• The Smart Home – Introduction

  • Back

I was recently awarded a gift card for exemplar work at work which was amazing but it could only be spent in limited number of high street stores which I almost never use anymore. I had to rack my brain to figure out what I wanted to spend this money on and as is like me, I came up with another project rabbit hole to funnel this money (and even more) into. I had resolved to make my home “smart”.

The first decision was what system? As a bodger I wanted flexibility and didn’t want to be tied into a proprietary ecosystem so I started looking at open source solutions that would work with off the shelf sensors. The two options I came to were OpenHAB and HomeAssistant. After a bit of research I decided to go with Home Assistant and after a bit of Docker fu it was happily running on my NAS.

The next step was what to plumb into it. I already had a MikroTik Router which it automatically picked up on, allowing me to do Person presence detection. To it I added a Phillips Hue v1 hub, and in each room hue bulbs and some motion detectors. Grand, I now no longer need light switches and can turn the lights on before my key goes in the front door! Again Home Assistant had absolutely no issue picking them up and allowing them to be used in it’s ecosystem. It’s feeling smarter already but lets not stop there.

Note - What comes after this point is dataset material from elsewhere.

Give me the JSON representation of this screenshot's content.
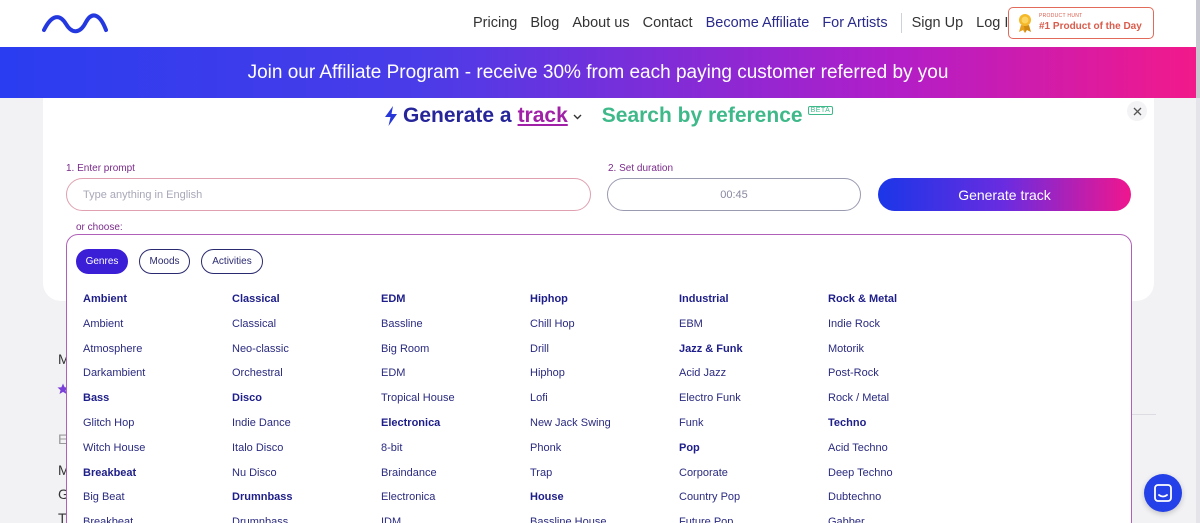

The next annoyance I had was having to switch my TV on when I got in (can’t be missing pointless can I?). At that time my TV was running a small atom based machine with Kodi and a TV tuner which could be a bit slow to start so automating turning this on and off would be very helpful. Enter the Sonoff smart plugs.

A week or so later and I had a collection of Sonoff smart plugs, out of the box they are not compatible with Home Assistant but you can easily flash an open source firmware called Tasmota which is (via MQTT). I opened each one up and soldered on a programming header and flashed the open source Tasmota firmware, it was laborious but worth it! Now the smart plugs are all configured and hooked into the network, Home Assistant picked them up again with ease. Grand, I can now turn the lights and the TV on automatically when I get near my house and can safely shut down the TV with the help of a small piece of extra software called iotLink.

Next on the list was synchronised smart speakers. I could of gone with the standard Sonos option but those things are expensive and I fancied a bit more of a DIY solution. In the end I found a solution using a cheap $15 circuit board and some speakers, much more my style. I’ll have further details on that in another blog post so stay tuned. Right that’s the synchronised audio sorted and I also hooked them all up to Sonoff smart plugs because why not.

I now had most of the easy wins covered. However there was one remaining niggle, getting my phone out all the time to turn bits of the house on and off. Other HA users often attach android tablets to the wall for a control interface which is a good idea but a waste of electric, not to mention android tablets are expensive too. This is when I thought, why can’t I use e-ink devices as they are perfect for this low refresh interface. Checking on Ebay, a second hand Kindle Paperwhite sets you back about £30. Perfect. After a bit more work the Kindle worked perfectly and is what I use day to day now. To see all the technical details, stay tuned for another HomeAssistant Blog post coming soon.

Where next for the project you may be asking? I’ve still got plans to integrate heating control into the system and I’d like to continue experimenting with person detection to the room scale as I get fed up of the lights going off when I stay too still. I started person room detection a while back by using ESP32 chipsets, Bluetooth signal strength and beacons but haven’t perfected it yet. I also need to finish hooking up the Cheese-o-matic to the system and the 3D printer but that is for another time.